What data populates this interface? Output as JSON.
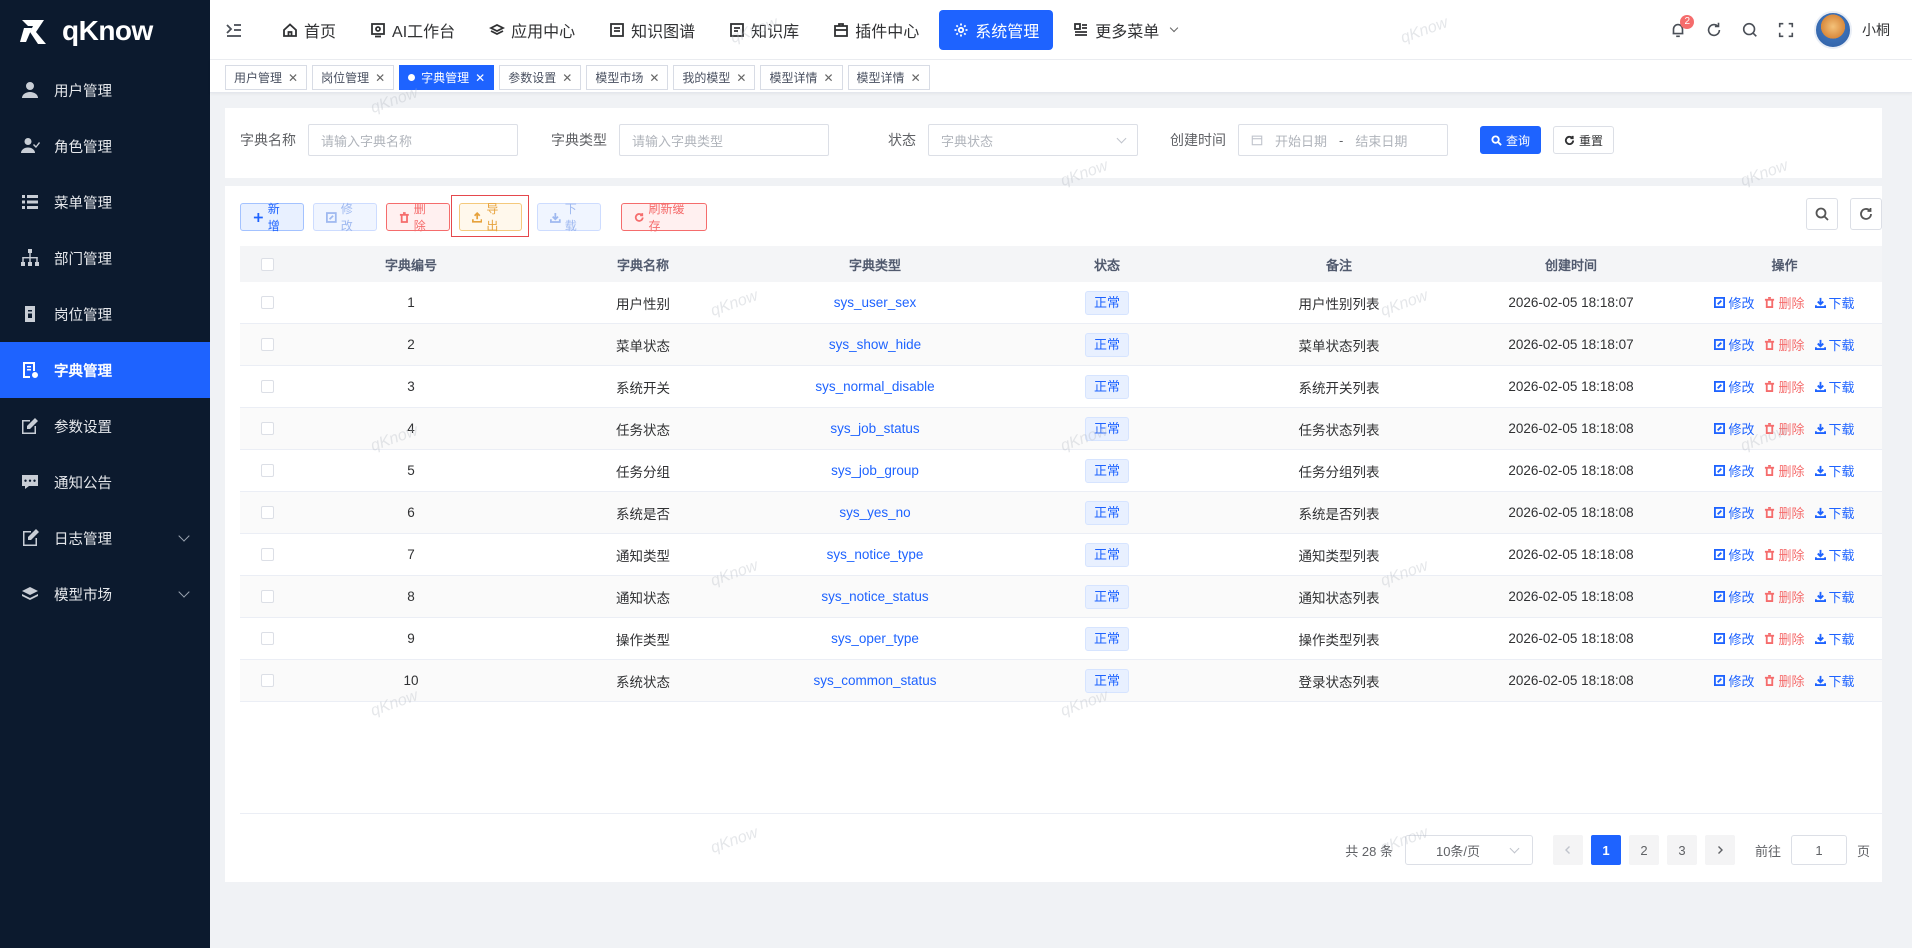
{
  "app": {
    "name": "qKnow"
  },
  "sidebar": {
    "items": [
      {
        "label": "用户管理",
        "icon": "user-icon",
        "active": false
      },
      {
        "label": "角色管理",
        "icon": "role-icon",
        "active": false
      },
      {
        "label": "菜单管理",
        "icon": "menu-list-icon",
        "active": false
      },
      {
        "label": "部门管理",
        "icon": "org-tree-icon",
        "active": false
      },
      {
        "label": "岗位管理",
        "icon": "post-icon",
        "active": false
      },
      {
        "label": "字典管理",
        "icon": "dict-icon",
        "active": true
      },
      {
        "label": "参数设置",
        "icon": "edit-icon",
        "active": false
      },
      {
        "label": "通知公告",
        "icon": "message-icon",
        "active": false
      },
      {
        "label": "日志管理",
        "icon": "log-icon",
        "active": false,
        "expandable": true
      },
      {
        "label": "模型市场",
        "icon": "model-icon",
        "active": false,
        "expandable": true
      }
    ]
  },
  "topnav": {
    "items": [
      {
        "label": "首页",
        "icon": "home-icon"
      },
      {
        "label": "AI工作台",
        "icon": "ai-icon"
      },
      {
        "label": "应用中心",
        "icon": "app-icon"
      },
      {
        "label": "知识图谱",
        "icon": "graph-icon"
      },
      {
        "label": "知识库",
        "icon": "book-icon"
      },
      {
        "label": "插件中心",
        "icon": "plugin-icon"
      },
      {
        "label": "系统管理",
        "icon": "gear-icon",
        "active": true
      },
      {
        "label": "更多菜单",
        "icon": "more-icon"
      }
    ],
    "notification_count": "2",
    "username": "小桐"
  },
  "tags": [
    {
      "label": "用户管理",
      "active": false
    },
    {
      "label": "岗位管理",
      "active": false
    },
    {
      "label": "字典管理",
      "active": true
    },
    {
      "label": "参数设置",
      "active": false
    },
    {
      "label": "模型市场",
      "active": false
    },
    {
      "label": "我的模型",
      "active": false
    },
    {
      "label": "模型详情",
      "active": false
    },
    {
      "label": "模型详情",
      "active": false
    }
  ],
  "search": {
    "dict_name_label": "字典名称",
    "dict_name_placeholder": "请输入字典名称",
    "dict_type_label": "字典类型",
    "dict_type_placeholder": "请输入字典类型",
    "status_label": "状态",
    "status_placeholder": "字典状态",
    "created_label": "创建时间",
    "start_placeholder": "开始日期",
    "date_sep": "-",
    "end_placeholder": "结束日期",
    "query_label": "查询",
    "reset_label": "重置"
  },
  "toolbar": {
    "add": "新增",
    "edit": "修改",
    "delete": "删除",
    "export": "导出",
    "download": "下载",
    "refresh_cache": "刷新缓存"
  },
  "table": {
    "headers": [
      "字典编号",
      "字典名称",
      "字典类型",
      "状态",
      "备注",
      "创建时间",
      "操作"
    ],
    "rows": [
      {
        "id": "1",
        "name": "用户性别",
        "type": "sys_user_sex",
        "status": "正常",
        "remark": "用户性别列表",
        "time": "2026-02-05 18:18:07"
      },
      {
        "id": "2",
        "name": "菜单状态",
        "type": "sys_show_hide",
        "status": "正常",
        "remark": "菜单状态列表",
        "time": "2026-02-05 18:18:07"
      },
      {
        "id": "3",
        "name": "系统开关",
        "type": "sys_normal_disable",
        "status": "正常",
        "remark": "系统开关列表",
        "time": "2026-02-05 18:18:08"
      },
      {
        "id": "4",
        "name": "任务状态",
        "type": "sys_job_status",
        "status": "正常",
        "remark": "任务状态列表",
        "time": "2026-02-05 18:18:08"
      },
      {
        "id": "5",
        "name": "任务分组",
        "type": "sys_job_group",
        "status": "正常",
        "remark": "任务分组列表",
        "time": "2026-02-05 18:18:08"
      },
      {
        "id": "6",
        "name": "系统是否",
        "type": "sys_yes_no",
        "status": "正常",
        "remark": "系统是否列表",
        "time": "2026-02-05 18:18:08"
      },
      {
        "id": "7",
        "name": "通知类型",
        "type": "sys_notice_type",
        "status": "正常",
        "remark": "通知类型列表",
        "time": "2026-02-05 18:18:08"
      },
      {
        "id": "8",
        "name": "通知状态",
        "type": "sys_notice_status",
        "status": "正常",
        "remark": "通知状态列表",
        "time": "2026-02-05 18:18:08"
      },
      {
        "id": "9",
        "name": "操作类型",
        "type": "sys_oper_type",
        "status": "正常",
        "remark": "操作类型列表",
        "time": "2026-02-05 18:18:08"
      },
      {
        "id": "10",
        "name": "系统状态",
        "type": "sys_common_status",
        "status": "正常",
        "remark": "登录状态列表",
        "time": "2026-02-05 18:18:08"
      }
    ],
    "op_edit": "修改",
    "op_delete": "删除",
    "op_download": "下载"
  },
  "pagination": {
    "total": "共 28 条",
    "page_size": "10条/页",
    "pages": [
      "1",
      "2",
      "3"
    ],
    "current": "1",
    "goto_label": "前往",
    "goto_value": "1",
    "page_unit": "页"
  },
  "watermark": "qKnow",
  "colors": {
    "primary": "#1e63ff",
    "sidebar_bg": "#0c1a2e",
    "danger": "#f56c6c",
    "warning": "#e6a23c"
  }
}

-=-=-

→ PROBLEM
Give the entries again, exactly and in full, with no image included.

→ COMPLETED TASK
What data populates this interface? Output as JSON.
{
  "app": {
    "name": "qKnow"
  },
  "sidebar": {
    "items": [
      {
        "label": "用户管理",
        "icon": "user-icon",
        "active": false
      },
      {
        "label": "角色管理",
        "icon": "role-icon",
        "active": false
      },
      {
        "label": "菜单管理",
        "icon": "menu-list-icon",
        "active": false
      },
      {
        "label": "部门管理",
        "icon": "org-tree-icon",
        "active": false
      },
      {
        "label": "岗位管理",
        "icon": "post-icon",
        "active": false
      },
      {
        "label": "字典管理",
        "icon": "dict-icon",
        "active": true
      },
      {
        "label": "参数设置",
        "icon": "edit-icon",
        "active": false
      },
      {
        "label": "通知公告",
        "icon": "message-icon",
        "active": false
      },
      {
        "label": "日志管理",
        "icon": "log-icon",
        "active": false,
        "expandable": true
      },
      {
        "label": "模型市场",
        "icon": "model-icon",
        "active": false,
        "expandable": true
      }
    ]
  },
  "topnav": {
    "items": [
      {
        "label": "首页",
        "icon": "home-icon"
      },
      {
        "label": "AI工作台",
        "icon": "ai-icon"
      },
      {
        "label": "应用中心",
        "icon": "app-icon"
      },
      {
        "label": "知识图谱",
        "icon": "graph-icon"
      },
      {
        "label": "知识库",
        "icon": "book-icon"
      },
      {
        "label": "插件中心",
        "icon": "plugin-icon"
      },
      {
        "label": "系统管理",
        "icon": "gear-icon",
        "active": true
      },
      {
        "label": "更多菜单",
        "icon": "more-icon"
      }
    ],
    "notification_count": "2",
    "username": "小桐"
  },
  "tags": [
    {
      "label": "用户管理",
      "active": false
    },
    {
      "label": "岗位管理",
      "active": false
    },
    {
      "label": "字典管理",
      "active": true
    },
    {
      "label": "参数设置",
      "active": false
    },
    {
      "label": "模型市场",
      "active": false
    },
    {
      "label": "我的模型",
      "active": false
    },
    {
      "label": "模型详情",
      "active": false
    },
    {
      "label": "模型详情",
      "active": false
    }
  ],
  "search": {
    "dict_name_label": "字典名称",
    "dict_name_placeholder": "请输入字典名称",
    "dict_type_label": "字典类型",
    "dict_type_placeholder": "请输入字典类型",
    "status_label": "状态",
    "status_placeholder": "字典状态",
    "created_label": "创建时间",
    "start_placeholder": "开始日期",
    "date_sep": "-",
    "end_placeholder": "结束日期",
    "query_label": "查询",
    "reset_label": "重置"
  },
  "toolbar": {
    "add": "新增",
    "edit": "修改",
    "delete": "删除",
    "export": "导出",
    "download": "下载",
    "refresh_cache": "刷新缓存"
  },
  "table": {
    "headers": [
      "字典编号",
      "字典名称",
      "字典类型",
      "状态",
      "备注",
      "创建时间",
      "操作"
    ],
    "rows": [
      {
        "id": "1",
        "name": "用户性别",
        "type": "sys_user_sex",
        "status": "正常",
        "remark": "用户性别列表",
        "time": "2026-02-05 18:18:07"
      },
      {
        "id": "2",
        "name": "菜单状态",
        "type": "sys_show_hide",
        "status": "正常",
        "remark": "菜单状态列表",
        "time": "2026-02-05 18:18:07"
      },
      {
        "id": "3",
        "name": "系统开关",
        "type": "sys_normal_disable",
        "status": "正常",
        "remark": "系统开关列表",
        "time": "2026-02-05 18:18:08"
      },
      {
        "id": "4",
        "name": "任务状态",
        "type": "sys_job_status",
        "status": "正常",
        "remark": "任务状态列表",
        "time": "2026-02-05 18:18:08"
      },
      {
        "id": "5",
        "name": "任务分组",
        "type": "sys_job_group",
        "status": "正常",
        "remark": "任务分组列表",
        "time": "2026-02-05 18:18:08"
      },
      {
        "id": "6",
        "name": "系统是否",
        "type": "sys_yes_no",
        "status": "正常",
        "remark": "系统是否列表",
        "time": "2026-02-05 18:18:08"
      },
      {
        "id": "7",
        "name": "通知类型",
        "type": "sys_notice_type",
        "status": "正常",
        "remark": "通知类型列表",
        "time": "2026-02-05 18:18:08"
      },
      {
        "id": "8",
        "name": "通知状态",
        "type": "sys_notice_status",
        "status": "正常",
        "remark": "通知状态列表",
        "time": "2026-02-05 18:18:08"
      },
      {
        "id": "9",
        "name": "操作类型",
        "type": "sys_oper_type",
        "status": "正常",
        "remark": "操作类型列表",
        "time": "2026-02-05 18:18:08"
      },
      {
        "id": "10",
        "name": "系统状态",
        "type": "sys_common_status",
        "status": "正常",
        "remark": "登录状态列表",
        "time": "2026-02-05 18:18:08"
      }
    ],
    "op_edit": "修改",
    "op_delete": "删除",
    "op_download": "下载"
  },
  "pagination": {
    "total": "共 28 条",
    "page_size": "10条/页",
    "pages": [
      "1",
      "2",
      "3"
    ],
    "current": "1",
    "goto_label": "前往",
    "goto_value": "1",
    "page_unit": "页"
  },
  "watermark": "qKnow",
  "colors": {
    "primary": "#1e63ff",
    "sidebar_bg": "#0c1a2e",
    "danger": "#f56c6c",
    "warning": "#e6a23c"
  }
}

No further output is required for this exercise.